Taking the material as a whole, state how many of its lines contain "phone". Write the number and nothing more.
----
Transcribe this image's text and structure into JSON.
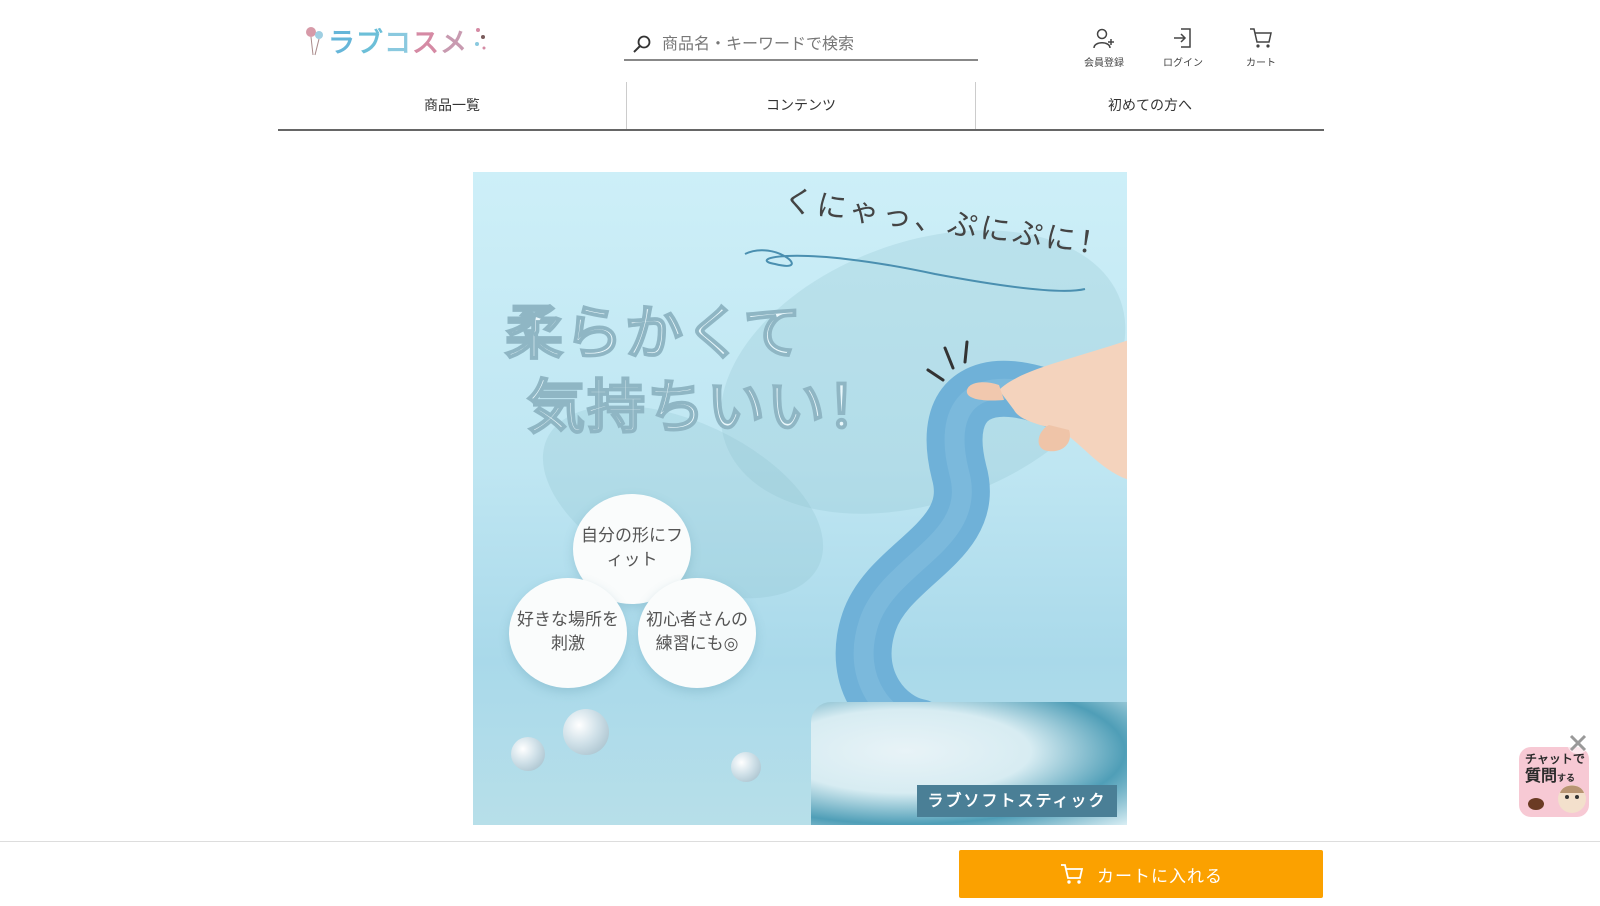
{
  "header": {
    "logo_text": [
      "ラ",
      "ブ",
      "コ",
      "ス",
      "メ"
    ],
    "search_placeholder": "商品名・キーワードで検索",
    "icons": [
      {
        "label": "会員登録",
        "icon": "user-add-icon"
      },
      {
        "label": "ログイン",
        "icon": "login-icon"
      },
      {
        "label": "カート",
        "icon": "cart-icon"
      }
    ]
  },
  "nav": {
    "items": [
      "商品一覧",
      "コンテンツ",
      "初めての方へ"
    ]
  },
  "hero": {
    "tagline": "くにゃっ、ぷにぷに！",
    "title_line1": "柔らかくて",
    "title_line2": "気持ちいい！",
    "bubbles": [
      "自分の形にフィット",
      "好きな場所を刺激",
      "初心者さんの練習にも◎"
    ],
    "product_label": "ラブソフトスティック"
  },
  "footer": {
    "cart_button_label": "カートに入れる"
  },
  "chat": {
    "line1": "チャットで",
    "line2": "質問",
    "line2_suffix": "する"
  },
  "colors": {
    "accent": "#fba100",
    "hero_bg": "#c3e8f3",
    "product_blue": "#6fb1d8"
  }
}
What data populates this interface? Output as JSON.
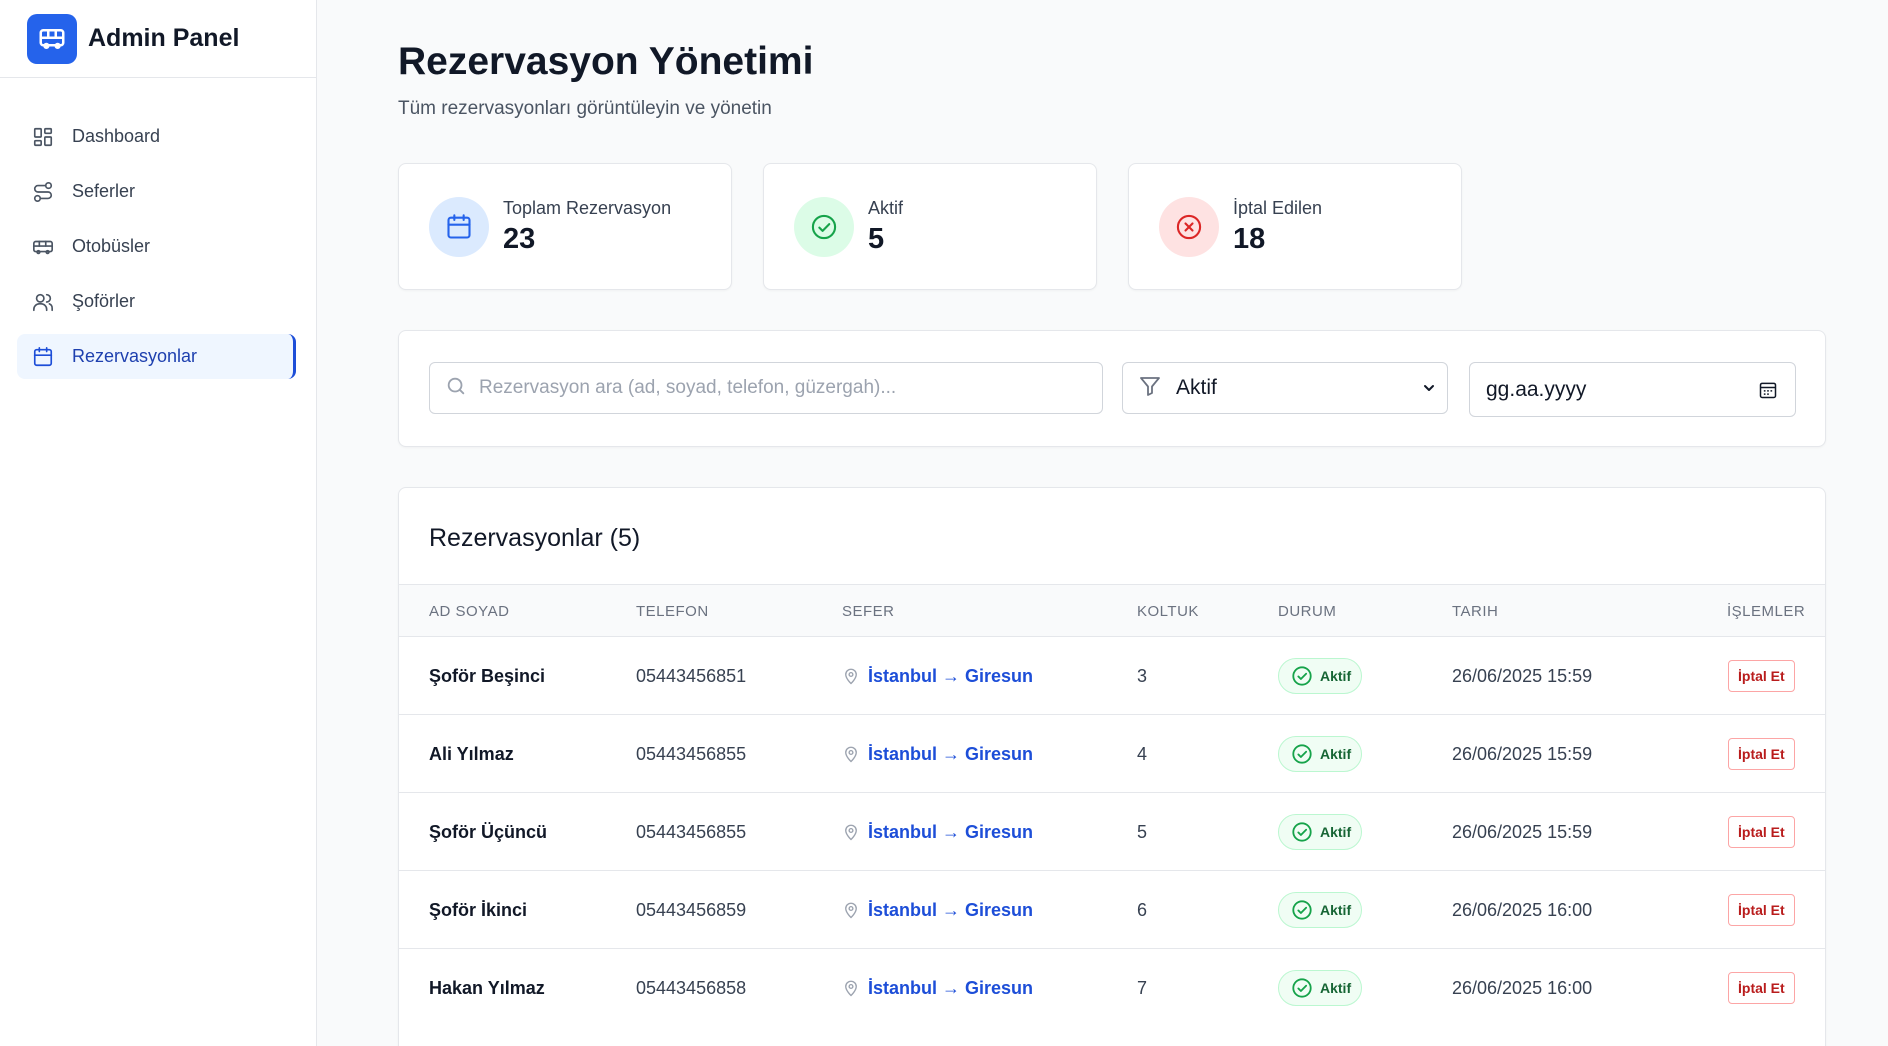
{
  "brand": {
    "title": "Admin Panel"
  },
  "sidebar": {
    "items": [
      {
        "label": "Dashboard",
        "icon": "dashboard-icon",
        "active": false
      },
      {
        "label": "Seferler",
        "icon": "route-icon",
        "active": false
      },
      {
        "label": "Otobüsler",
        "icon": "bus-icon",
        "active": false
      },
      {
        "label": "Şoförler",
        "icon": "users-icon",
        "active": false
      },
      {
        "label": "Rezervasyonlar",
        "icon": "calendar-icon",
        "active": true
      }
    ]
  },
  "header": {
    "title": "Rezervasyon Yönetimi",
    "subtitle": "Tüm rezervasyonları görüntüleyin ve yönetin"
  },
  "stats": [
    {
      "label": "Toplam Rezervasyon",
      "value": "23",
      "icon": "calendar-icon",
      "color": "#2563eb",
      "bg": "#dbeafe"
    },
    {
      "label": "Aktif",
      "value": "5",
      "icon": "check-circle-icon",
      "color": "#16a34a",
      "bg": "#dcfce7"
    },
    {
      "label": "İptal Edilen",
      "value": "18",
      "icon": "x-circle-icon",
      "color": "#dc2626",
      "bg": "#fee2e2"
    }
  ],
  "filters": {
    "search_placeholder": "Rezervasyon ara (ad, soyad, telefon, güzergah)...",
    "search_value": "",
    "status_selected": "Aktif",
    "date_value": "gg.aa.yyyy"
  },
  "table": {
    "title": "Rezervasyonlar (5)",
    "columns": [
      "Ad Soyad",
      "Telefon",
      "Sefer",
      "Koltuk",
      "Durum",
      "Tarih",
      "İşlemler"
    ],
    "rows": [
      {
        "name": "Şoför Beşinci",
        "phone": "05443456851",
        "route": "İstanbul → Giresun",
        "seat": "3",
        "status": "Aktif",
        "date": "26/06/2025 15:59",
        "action": "İptal Et"
      },
      {
        "name": "Ali Yılmaz",
        "phone": "05443456855",
        "route": "İstanbul → Giresun",
        "seat": "4",
        "status": "Aktif",
        "date": "26/06/2025 15:59",
        "action": "İptal Et"
      },
      {
        "name": "Şoför Üçüncü",
        "phone": "05443456855",
        "route": "İstanbul → Giresun",
        "seat": "5",
        "status": "Aktif",
        "date": "26/06/2025 15:59",
        "action": "İptal Et"
      },
      {
        "name": "Şoför İkinci",
        "phone": "05443456859",
        "route": "İstanbul → Giresun",
        "seat": "6",
        "status": "Aktif",
        "date": "26/06/2025 16:00",
        "action": "İptal Et"
      },
      {
        "name": "Hakan Yılmaz",
        "phone": "05443456858",
        "route": "İstanbul → Giresun",
        "seat": "7",
        "status": "Aktif",
        "date": "26/06/2025 16:00",
        "action": "İptal Et"
      }
    ]
  },
  "colors": {
    "accent": "#2563eb",
    "active_nav_bg": "#eff6ff",
    "link": "#1d4ed8",
    "success": "#16a34a",
    "danger": "#dc2626"
  }
}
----
■ Output of the task
5